Search results - Existentialism
London Road Campus
|Dates||Tue 23 Apr to Tue 25 Jun 2013|
Time of meeting: 7.00-9.00pm
Number of meetings: 10
|Application status||In progress - closed to new applications|
|Course contact||If you have any questions about this course, please email firstname.lastname@example.org.|
OverviewThis course is aimed at introducing students to the key features of the existential movement and its progress within continental thought, taking into account its earliest origins and the contemporary views it influenced.
DescriptionExistentialism is a philosophical movement that arguably began in the works of the German Idealists in the early Nineteenth Century. These thinkers shared a philosophical concern over the nature of the self that then began to develop in the works of the likes of Kierkegaard into something that became more recognisable as existentialism. With its focus on the individual as autonomous and self-defining, existentialism addressed issues like subjectivity, self-consciousness and living an 'authentic' existence that was the result of making real choices. As Sartre put it in the Twentieth Century, 'man first of all exists, and defines himself afterwards'.
Programme detailsWeek 1: An introduciton to existentialism
Week 2: Schelling, Hegel and spirit
Week 3: Kierkegaard's critique of Hegel
Week 4: Kierkegaard: the 'first' existentialist?
Week 5: Nietzsche and passion
Week 6: Nietzsche and suspicion
Week 7: Heidegger and existential phenomenology
Week 8: Sartre and the French movement
Week 9: Sartre on morality
Week 10: Camus and after
Ed. Kaufman, W. Existentialism from Dostoevsky to Sartre
Eds. Hong & Hong The Essential Kierkegaard
Carlisle, C. Kierkegaard: A Guide for the Perplexed
Kaufman, W. Nietzsche: Philosopher, Psychologist, Antichrist
Inwood, M. Heidegger: A Very Short Introduction
Wartenberg, T. Existentialism: A Beginner's Guide
Dr Magnus Moar
Magnus Moar is a graduate of Oxford and Sussex Universities with a doctoral thesis focussing on the work of Kierkegaard. Magnus has a published...more
Course aimsCourse aim:

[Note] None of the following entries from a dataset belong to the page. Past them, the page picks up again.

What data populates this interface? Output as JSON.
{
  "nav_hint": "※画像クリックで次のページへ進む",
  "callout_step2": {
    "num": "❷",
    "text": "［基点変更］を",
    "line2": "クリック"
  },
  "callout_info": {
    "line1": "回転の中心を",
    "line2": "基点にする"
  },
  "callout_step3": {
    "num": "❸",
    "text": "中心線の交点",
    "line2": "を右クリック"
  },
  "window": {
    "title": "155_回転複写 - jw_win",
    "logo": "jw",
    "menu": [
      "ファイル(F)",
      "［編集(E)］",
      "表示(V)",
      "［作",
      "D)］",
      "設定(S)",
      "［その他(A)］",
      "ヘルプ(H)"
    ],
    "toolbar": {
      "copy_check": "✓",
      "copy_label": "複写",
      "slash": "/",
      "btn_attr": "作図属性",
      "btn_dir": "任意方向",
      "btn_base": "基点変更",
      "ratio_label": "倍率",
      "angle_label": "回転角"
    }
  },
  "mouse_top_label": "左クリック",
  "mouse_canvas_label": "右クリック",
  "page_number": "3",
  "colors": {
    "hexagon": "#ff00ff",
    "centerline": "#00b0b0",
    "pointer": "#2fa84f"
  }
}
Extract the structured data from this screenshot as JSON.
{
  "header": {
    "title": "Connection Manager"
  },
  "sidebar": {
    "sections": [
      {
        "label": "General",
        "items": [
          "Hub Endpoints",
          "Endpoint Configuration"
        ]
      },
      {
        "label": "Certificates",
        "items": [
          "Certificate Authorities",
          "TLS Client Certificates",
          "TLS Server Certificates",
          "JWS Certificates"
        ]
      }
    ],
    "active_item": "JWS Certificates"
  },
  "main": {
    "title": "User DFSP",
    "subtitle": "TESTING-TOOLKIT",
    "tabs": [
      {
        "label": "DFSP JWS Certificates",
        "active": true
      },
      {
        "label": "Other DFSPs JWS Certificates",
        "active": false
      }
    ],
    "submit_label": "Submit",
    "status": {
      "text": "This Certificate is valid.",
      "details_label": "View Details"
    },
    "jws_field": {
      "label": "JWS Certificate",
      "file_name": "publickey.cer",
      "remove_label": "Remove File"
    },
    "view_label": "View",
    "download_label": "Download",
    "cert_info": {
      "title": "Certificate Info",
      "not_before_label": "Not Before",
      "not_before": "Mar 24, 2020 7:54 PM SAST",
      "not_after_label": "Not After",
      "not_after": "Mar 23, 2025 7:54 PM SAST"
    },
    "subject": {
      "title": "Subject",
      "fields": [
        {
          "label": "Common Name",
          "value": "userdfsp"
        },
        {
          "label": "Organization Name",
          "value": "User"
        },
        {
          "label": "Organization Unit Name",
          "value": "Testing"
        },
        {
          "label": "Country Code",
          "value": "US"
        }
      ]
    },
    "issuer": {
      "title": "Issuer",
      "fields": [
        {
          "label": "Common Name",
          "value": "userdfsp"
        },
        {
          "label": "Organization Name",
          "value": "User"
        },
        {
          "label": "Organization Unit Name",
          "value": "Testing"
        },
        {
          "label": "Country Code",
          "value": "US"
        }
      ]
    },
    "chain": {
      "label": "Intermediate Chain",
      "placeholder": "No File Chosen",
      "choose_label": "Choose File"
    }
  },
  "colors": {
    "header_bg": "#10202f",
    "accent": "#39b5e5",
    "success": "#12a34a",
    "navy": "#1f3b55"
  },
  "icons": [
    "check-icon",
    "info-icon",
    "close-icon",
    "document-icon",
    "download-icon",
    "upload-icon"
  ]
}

The aim of this course is to provide students with a good understanding of existententialism, its key concepts and key thinkers.
1. To enable students to appreciate how subjectivity and relativism can be valuable philosophicla approaches.
2. To situate existentialism within continental philosophy as a whole.
3. To look at the impact of existentialism on religion, morality and politics.
Assessment methodsThe assessment will follow option A with four short assignments over the course; one of these may be a presentation.
Teaching methodsThe sessions will be in a seminar format including both presentation of the key ideas and open discussion based around short extracts and articles. Students will have the opportunity, if they wish, to give a short presentation as a part of their portfolio assessment.
Teaching outcomesBy the end of the course students will be expected to:
1. Be able to discuss some of the major concerns of the philosophers studied.
2. Develop their critical and analytical skills through the reading, the portfolio and the sessions.
3. Enable a keener sense of inter-communication through group discussion.
- Programme Fee
- Home/EU fee: £145.00
- Non-EU fee: £145.00